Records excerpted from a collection
┄┄┄┄┄┄┄┄┄┄

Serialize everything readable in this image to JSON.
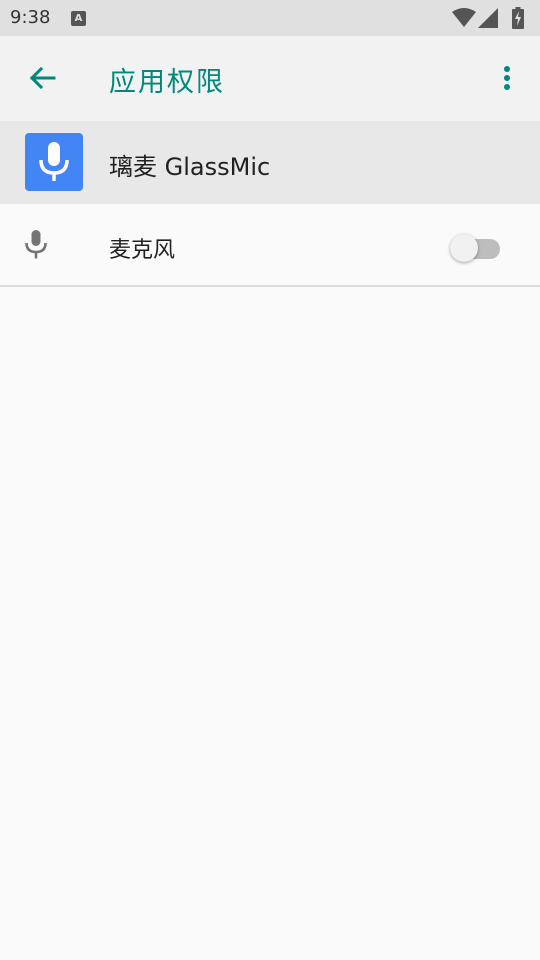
{
  "status_bar": {
    "time": "9:38",
    "notification_icon_letter": "A"
  },
  "app_bar": {
    "title": "应用权限",
    "accent_color": "#00897b"
  },
  "app": {
    "name": "璃麦 GlassMic",
    "icon_color": "#4285f4"
  },
  "permissions": [
    {
      "label": "麦克风",
      "icon": "microphone-icon",
      "enabled": false
    }
  ]
}
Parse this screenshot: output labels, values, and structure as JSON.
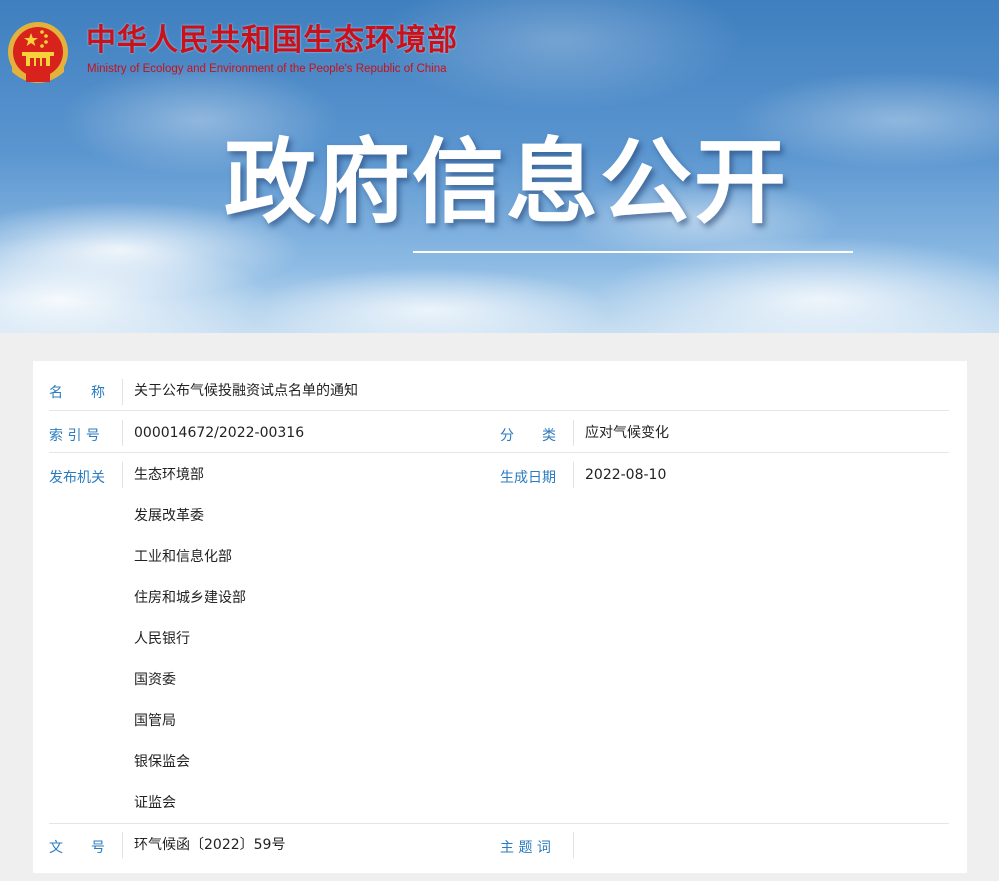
{
  "header": {
    "org_name_cn": "中华人民共和国生态环境部",
    "org_name_en": "Ministry of Ecology and Environment of the People's Republic of China",
    "page_title": "政府信息公开",
    "emblem_icon": "national-emblem-icon"
  },
  "info": {
    "name_label": "名　　称",
    "name_value": "关于公布气候投融资试点名单的通知",
    "index_label": "索 引 号",
    "index_value": "000014672/2022-00316",
    "category_label": "分　　类",
    "category_value": "应对气候变化",
    "issuer_label": "发布机关",
    "issuers": [
      "生态环境部",
      "发展改革委",
      "工业和信息化部",
      "住房和城乡建设部",
      "人民银行",
      "国资委",
      "国管局",
      "银保监会",
      "证监会"
    ],
    "date_label": "生成日期",
    "date_value": "2022-08-10",
    "doc_no_label": "文　　号",
    "doc_no_value": "环气候函〔2022〕59号",
    "keywords_label": "主 题 词",
    "keywords_value": ""
  },
  "colors": {
    "brand_red": "#c8111a",
    "label_blue": "#2a7bbf",
    "text": "#222222"
  }
}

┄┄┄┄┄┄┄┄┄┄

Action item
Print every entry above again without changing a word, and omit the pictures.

Response to this exercise
Serialize everything readable in this image to JSON.
{
  "status_bar": {
    "time": "9:38",
    "notification_icon_letter": "A"
  },
  "app_bar": {
    "title": "应用权限",
    "accent_color": "#00897b"
  },
  "app": {
    "name": "璃麦 GlassMic",
    "icon_color": "#4285f4"
  },
  "permissions": [
    {
      "label": "麦克风",
      "icon": "microphone-icon",
      "enabled": false
    }
  ]
}
Parse this screenshot: output labels, values, and structure as JSON.
{
  "header": {
    "org_name_cn": "中华人民共和国生态环境部",
    "org_name_en": "Ministry of Ecology and Environment of the People's Republic of China",
    "page_title": "政府信息公开",
    "emblem_icon": "national-emblem-icon"
  },
  "info": {
    "name_label": "名　　称",
    "name_value": "关于公布气候投融资试点名单的通知",
    "index_label": "索 引 号",
    "index_value": "000014672/2022-00316",
    "category_label": "分　　类",
    "category_value": "应对气候变化",
    "issuer_label": "发布机关",
    "issuers": [
      "生态环境部",
      "发展改革委",
      "工业和信息化部",
      "住房和城乡建设部",
      "人民银行",
      "国资委",
      "国管局",
      "银保监会",
      "证监会"
    ],
    "date_label": "生成日期",
    "date_value": "2022-08-10",
    "doc_no_label": "文　　号",
    "doc_no_value": "环气候函〔2022〕59号",
    "keywords_label": "主 题 词",
    "keywords_value": ""
  },
  "colors": {
    "brand_red": "#c8111a",
    "label_blue": "#2a7bbf",
    "text": "#222222"
  }
}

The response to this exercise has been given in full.